YOUR OBJECTIVE: Reproduce the records exactly, but not the pictures.

RECORDS FOR THIS EXERCISE:
══════

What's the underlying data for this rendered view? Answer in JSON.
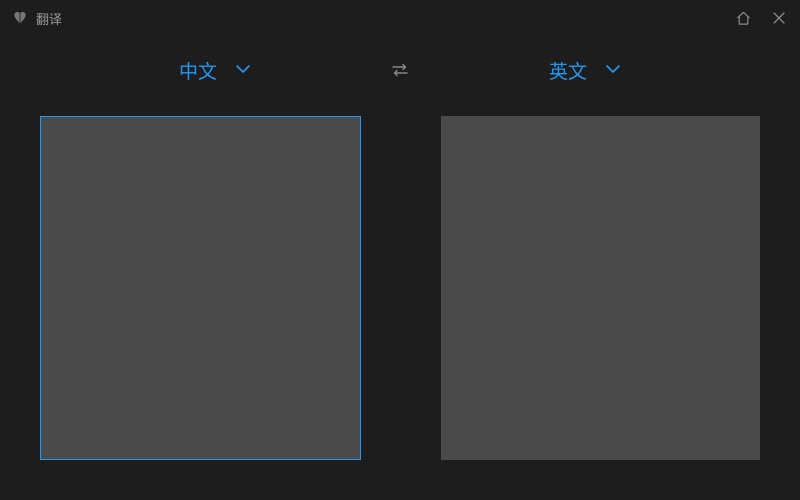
{
  "titlebar": {
    "title": "翻译"
  },
  "languages": {
    "source": "中文",
    "target": "英文"
  }
}
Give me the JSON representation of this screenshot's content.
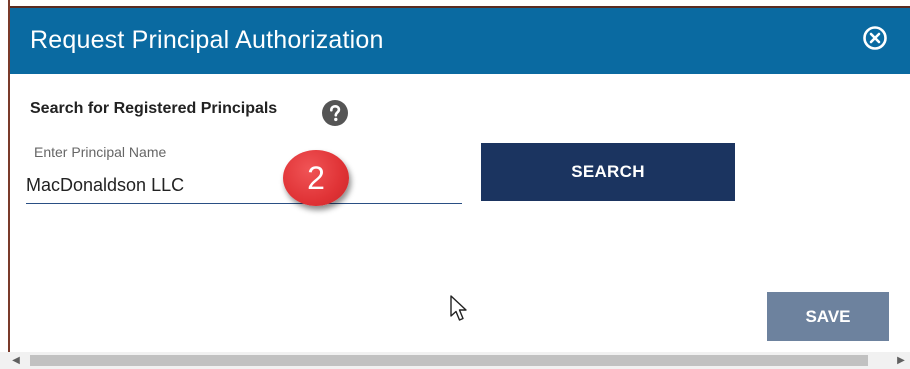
{
  "dialog": {
    "title": "Request Principal Authorization",
    "close_icon": "circle-x-icon",
    "header_color": "#0a6aa1"
  },
  "search_section": {
    "label": "Search for Registered Principals",
    "help_icon": "question-circle-icon"
  },
  "principal_field": {
    "label": "Enter Principal Name",
    "value": "MacDonaldson LLC"
  },
  "step_badge": {
    "text": "2",
    "color": "#e03336"
  },
  "buttons": {
    "search_label": "SEARCH",
    "search_color": "#1b3460",
    "save_label": "SAVE",
    "save_color": "#6d829e"
  },
  "scrollbar": {
    "left_arrow": "◀",
    "right_arrow": "▶"
  }
}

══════

WRITTEN ANSWER:
What's the underlying data for this rendered view? Answer in JSON.
{
  "titlebar": {
    "title": "翻译"
  },
  "languages": {
    "source": "中文",
    "target": "英文"
  }
}
Give me the JSON representation of this screenshot's content.
{
  "dialog": {
    "title": "Request Principal Authorization",
    "close_icon": "circle-x-icon",
    "header_color": "#0a6aa1"
  },
  "search_section": {
    "label": "Search for Registered Principals",
    "help_icon": "question-circle-icon"
  },
  "principal_field": {
    "label": "Enter Principal Name",
    "value": "MacDonaldson LLC"
  },
  "step_badge": {
    "text": "2",
    "color": "#e03336"
  },
  "buttons": {
    "search_label": "SEARCH",
    "search_color": "#1b3460",
    "save_label": "SAVE",
    "save_color": "#6d829e"
  },
  "scrollbar": {
    "left_arrow": "◀",
    "right_arrow": "▶"
  }
}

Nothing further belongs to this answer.